“Antithesis makes a line of crunchy chocolate snacks called Grabanzos,” he said. “The primary ingredient in that are chickpeas, which are also garbanzo beans, which is how we get the fun name. Switch the ‘R’ and the ‘A’ so it’s Grabanzos.”

He said making that product local would be a great marketing tool.

“We’re selling at Ithaca Wegmans, we’re selling locally, we’re selling at the Cornell campus,” Goodman said. “Wouldn’t it be great if we could say the chickpeas came from five miles away?”

More than that, if producers are working with farmers, there can be more customization of the garbanzo beans.

“Just planting the seeds and knowing they work is a great start,” Goodman said. “Then we can start optimizing and saying we want a chickpea with this much protein and this much fiber.
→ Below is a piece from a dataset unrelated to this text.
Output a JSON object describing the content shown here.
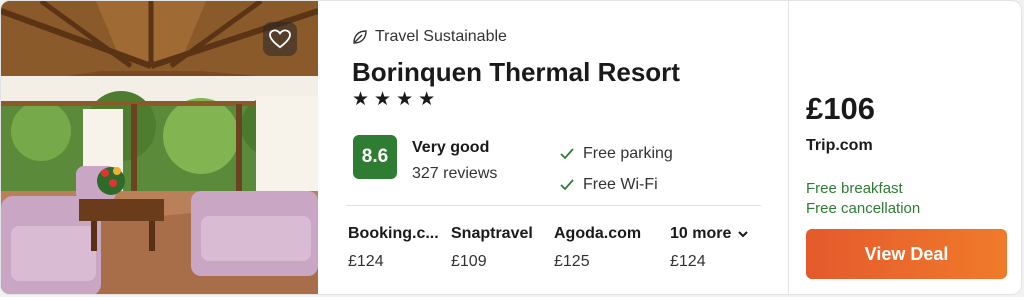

And even start getting into the weeds, no pun intended, and have fun with it.”

But back to the farmer, there are some things to work out. Taber is still working on that pesky potential for fungus infestation, as well as weeds. They hand pulled them last year.

“We learned that they have to be planted in a timely manner, and we had a little bit of an idea of how to control the weeds,” Taber said. “They won’t be organic because they are susceptible to blight, so we’ll have to use fungicide.”

But all in all, being able to diversify a crop, with a built-in market, could be an easy sell to farmers.

“I’m optimistic, I think too many of us, especially in agriculture get stuck in ruts,” Taber said. “We do what we do because it’s what we’ve done, and it’s worked in the past. But it’s not always going to work in the future.”

McKinney-Cherry agrees.

“What do you have to lose?” she said. “You are going to lose a couple thousand dollars at the most. But the upside is incredible. That’s the most beautiful thing about this.”